Updated May 14, 2020:
Lately it seems like even normal social pleasantries no longer apply. That gut reaction we all have to ask how someone’s day is going is almost silly when we’re all at some base level of not OK.
With so much going wrong with the world, it’s heartening to know that there are still stories of people doing good, compassionate, and often selfless work to make things better for others.
In a recent message to Washington’s legal community, WSBA President Rajeev Majumdar wrote, “I want to thank you for sending in inspirational stories of legal professionals being their best. One member reported that four colleagues responded so rapidly to a pro bono request to help an immunocompromised senior neighbor put her affairs in order that the neighbor now counts those lawyers among her life’s ‘abundance of blessings.’”
The WSBA is asking our members to share their stories of “legal professionals doing whatever it takes.” If you have a positive tale to share, please let us know on Facebook or Twitter using #WSBACOVID19; you can also continue to send them to email@example.com.
Below are some of the early responses to that request, including two shout-outs from a large Seattle firm and one personal essay on finding the positive during these times.
Lawyers Helping Hungry Children, Sent in by Diane Cornell and Maureen Mannix
Like so many annual events this spring, the Lawyers Helping Hungry Children (LHHC) luncheon was canceled due to the COVID-19 outbreak. As a result, LHHC redirected its energy and continued in its commitment to fight hunger in Washington.
LHHC has worked closely with one of its benefactors, Emergency Feeding Program (EFP)—which provides 600,000 nutritional meals per year throughout King County—to meet the rapidly growing number of people who can no longer afford to put a meal on their table. Since 1997, the EFP and its partner agencies have furnished nutritional food to those in need—expanding on standard diet plans to now include special-needs diets, culturally sensitive diets, and no-cook diets for people experiencing homelessness.
Since the beginning of the COVID-19 outbreak, LHHC has volunteered in the EFP warehouse and assisted with snack bags that include a design, cartoon, personal message, and/or riddle. LHHC and friends have distributed over 1,000 snack bags for children in temporary day care at public schools so their parents may continue to work, and 750 snack bags for first responders.
LHHC also supports other organizations like CARE, which annually feeds 10 million children in 26 countries; the Seattle Children and Youth Summer Food Service Program, which provides over 347,000 meals and snacks to local infants and children; and Northwest Harvest, which, among other services, provides basic food to infants and toddlers that will lead to healthy physical and cognitive development.
The COVID-19 outbreak has raised many questions as to what the future holds. However, one thing is for certain: LHHC intends to continue with its mission to help stop childhood hunger throughout Washington.
Sent in by Joanna P. Boisen, Davis Wright Tremaine LLP Pro Bono Counsel
Kate Tylee Herz organized a blood drive in a time where giving blood is more important than ever before – donations are down by 80 percent.
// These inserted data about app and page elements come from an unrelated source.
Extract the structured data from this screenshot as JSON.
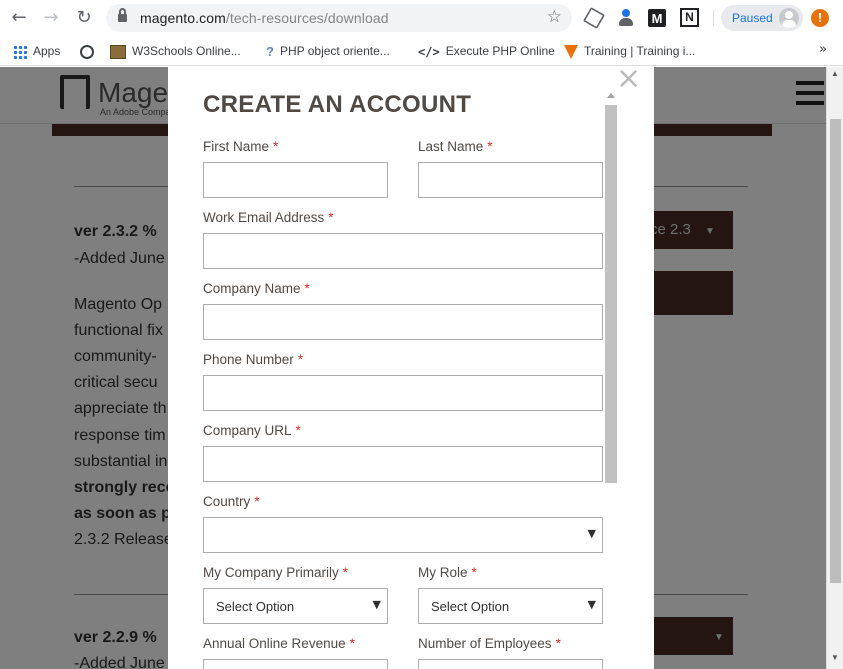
{
  "browser": {
    "url_domain": "magento.com",
    "url_path": "/tech-resources/download",
    "profile_status": "Paused",
    "update_badge": "!"
  },
  "bookmarks": [
    {
      "label": "Apps"
    },
    {
      "label": "W3Schools Online..."
    },
    {
      "label": "PHP object oriente..."
    },
    {
      "label": "Execute PHP Online"
    },
    {
      "label": "Training | Training i..."
    }
  ],
  "background_page": {
    "logo_text": "Magento",
    "logo_sub": "An Adobe Company",
    "release_1": {
      "version": "ver 2.3.2 %",
      "date": "-Added June",
      "paragraph_lines": [
        "Magento Op",
        "functional fix",
        "community-",
        "critical secu",
        "appreciate th",
        "response tim",
        "substantial in"
      ],
      "bold_lines": [
        "strongly reco",
        "as soon as p"
      ],
      "notes": "2.3.2 Release",
      "select_value": "ce 2.3"
    },
    "release_2": {
      "version": "ver 2.2.9 %",
      "date": "-Added June"
    }
  },
  "modal": {
    "close_glyph": "×",
    "title": "CREATE AN ACCOUNT",
    "required_mark": "*",
    "fields": {
      "first_name": "First Name",
      "last_name": "Last Name",
      "work_email": "Work Email Address",
      "company_name": "Company Name",
      "phone": "Phone Number",
      "company_url": "Company URL",
      "country": "Country",
      "company_primarily": "My Company Primarily",
      "role": "My Role",
      "revenue": "Annual Online Revenue",
      "employees": "Number of Employees"
    },
    "select_placeholder": "Select Option"
  }
}
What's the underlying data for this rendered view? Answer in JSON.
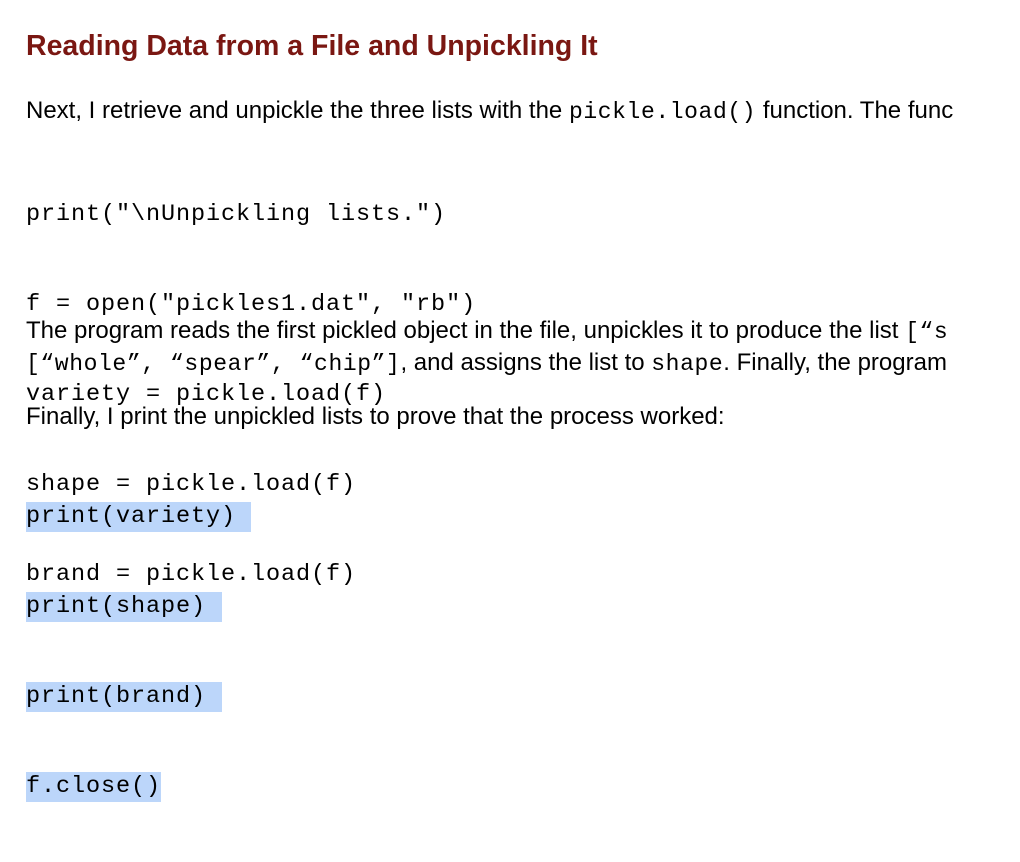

She was able to fill 65 slots and Tacos Chukis reached out and offered all donors free lunch.
Claudia Lin spent last weekend helping a small business, Chu Minh, by taking orders and making free food deliveries to [Davis Wright Tremaine] colleagues. Since long before the pandemic, the owner has been offering free food to the homeless. This weekend [Lin] is doing the same for Jade Garden.
“Spring,” By Rose Weston, Assistant Attorney General, Government Compliance & Enforcement Division
What if … what if the virus is here to help us?
To help us reset. And remember. To help us remember what is truly important. Like reconnecting with family and our community of friends and loved ones. Like reducing travel so that the environment, the skies, the air, and our lungs all get a break. Parts of China are seeing blue sky and white clouds for the first time in forever because factories are shut down. The canals of Venice are filled with clear blue water for the first time in memory because there are no longer motorboats constantly churning up sediment.
Working from home rather than commuting to work means less pollution and more personal time. It means reconnecting in meaningful ways with our family, as we’re spending more time at home.
Perhaps this is an invitation to turn inward, to turn toward a sense of deep meditation to self-soothe, rather than reaching outward to distractions that ultimately do the opposite of soothe. Perhaps this is an invitation to ask ourselves what is really important in the larger picture of our lives. To face our mortality. To reach out to those who mean so much to us. To forgive those around us for their faults and remember our love and connection to them. To check back into truly “living” life rather than simply enduring, and working, working, working. To experience the presence of grace for all.
And the simple act of washing our hands – how did that become a new thing that we needed to remember? But yes, we did. We had even lost touch with the simple pleasure of clean hands.
So, what if this virus is really an ally in our evolution? In our remembrance of what it means to be connected and humane? To be living a simpler life, and to be more kind and less of a drain on our environment and the people around us?
This is an offering from my heart this morning. Offered as another perspective. Another way of understanding this virus, this unfolding, this evolution. It was time for a change. We all knew that. And change has arrived. What will we do with it?
*The author has asked to note that this essay is based on a format by G.K. Gill.